So back to something I said before. Yield Variability is a key in this process. Our yields vary every year because of a number of factors. The ACS Regional Specialist can analyze your yields and create a Yield Goal map that is based on stability of yield over time. This is the process we use when we are doing ACS Variable Rate Seeding. This variable yield map is step towards predicting our final yield, and an important step in identifying our Nitrogen need. Just like many other nutrients, we don’t believe that need is uniform across the entire field, so why should we apply the nutrient at the same rate everywhere.

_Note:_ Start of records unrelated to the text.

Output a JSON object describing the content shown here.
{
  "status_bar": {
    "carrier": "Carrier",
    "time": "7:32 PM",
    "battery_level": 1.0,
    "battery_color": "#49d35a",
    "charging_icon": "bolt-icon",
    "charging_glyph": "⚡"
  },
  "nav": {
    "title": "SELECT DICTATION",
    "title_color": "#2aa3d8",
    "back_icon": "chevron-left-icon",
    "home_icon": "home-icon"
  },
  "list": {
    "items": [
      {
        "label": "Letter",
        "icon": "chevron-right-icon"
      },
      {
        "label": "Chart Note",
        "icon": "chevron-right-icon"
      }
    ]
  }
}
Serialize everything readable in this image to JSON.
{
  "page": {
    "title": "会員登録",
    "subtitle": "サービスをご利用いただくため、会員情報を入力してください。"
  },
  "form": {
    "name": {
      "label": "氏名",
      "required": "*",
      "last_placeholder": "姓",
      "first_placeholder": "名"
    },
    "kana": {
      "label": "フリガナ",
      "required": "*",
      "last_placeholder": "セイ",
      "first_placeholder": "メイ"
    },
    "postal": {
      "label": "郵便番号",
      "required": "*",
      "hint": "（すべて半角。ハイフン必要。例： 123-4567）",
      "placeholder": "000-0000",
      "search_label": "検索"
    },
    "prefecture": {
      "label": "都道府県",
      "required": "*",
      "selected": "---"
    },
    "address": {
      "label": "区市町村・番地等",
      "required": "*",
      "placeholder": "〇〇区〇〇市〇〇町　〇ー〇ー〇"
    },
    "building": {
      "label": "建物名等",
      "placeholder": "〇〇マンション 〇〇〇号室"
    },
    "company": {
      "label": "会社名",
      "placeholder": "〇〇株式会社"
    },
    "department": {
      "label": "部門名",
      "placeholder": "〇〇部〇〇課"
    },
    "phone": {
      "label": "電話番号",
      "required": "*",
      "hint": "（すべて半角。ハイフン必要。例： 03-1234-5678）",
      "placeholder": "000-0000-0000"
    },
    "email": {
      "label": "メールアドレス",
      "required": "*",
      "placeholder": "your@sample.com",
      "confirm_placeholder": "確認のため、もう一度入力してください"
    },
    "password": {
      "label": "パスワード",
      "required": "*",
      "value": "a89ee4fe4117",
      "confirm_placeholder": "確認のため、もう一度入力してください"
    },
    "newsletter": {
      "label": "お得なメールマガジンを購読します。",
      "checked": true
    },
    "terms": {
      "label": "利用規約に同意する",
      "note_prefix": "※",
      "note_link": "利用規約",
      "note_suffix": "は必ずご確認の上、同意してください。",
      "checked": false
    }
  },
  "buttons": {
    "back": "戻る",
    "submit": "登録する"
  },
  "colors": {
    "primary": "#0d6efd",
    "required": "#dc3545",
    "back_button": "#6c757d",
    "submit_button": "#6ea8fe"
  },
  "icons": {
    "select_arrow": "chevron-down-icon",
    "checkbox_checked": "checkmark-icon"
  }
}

At this point some of you are probably saying “Duh!” And you are right, we have addressed this variability for years with Variable Rate P, K, and Lime. But we have always shied away from Nitrogen for a number of reasons. Mistakes in the application rate are much more obvious with N than other nutrients, both in yield and visibly. So why now, why this year after all this rain. It has nothing to do with the year. The plan has been in place for months now to accelerate the adoption of VRN. The main reason being based around restrictions, environmental considerations, and pending use restrictions. This year’s rains have just brought the issue more to light. And just like you, we are having to adjust our prescriptions because of changes in yield goal, denitrification, etc.

At the end of it all, it shouldn’t be any surprise that we are advancing Nitrogen prescriptions ahead like we have done the other nutrients. It has taken more time because it is a complicated issues. A simple soil test doesn’t lead us as to a single number we can build upon like other nutrients. It is a multi-faceted approach that need soil testing, ground trothing, Nitrogen models, and other factors included to be successful. And VR Nitrogen fits into a urea application or, as we talked about last week, can be incorporated and used with the Y-Drops as well. I wanted to close with the old adage that a rising tide raises all ships, but with the rains in the month of May, perhaps that is a poor choice of words.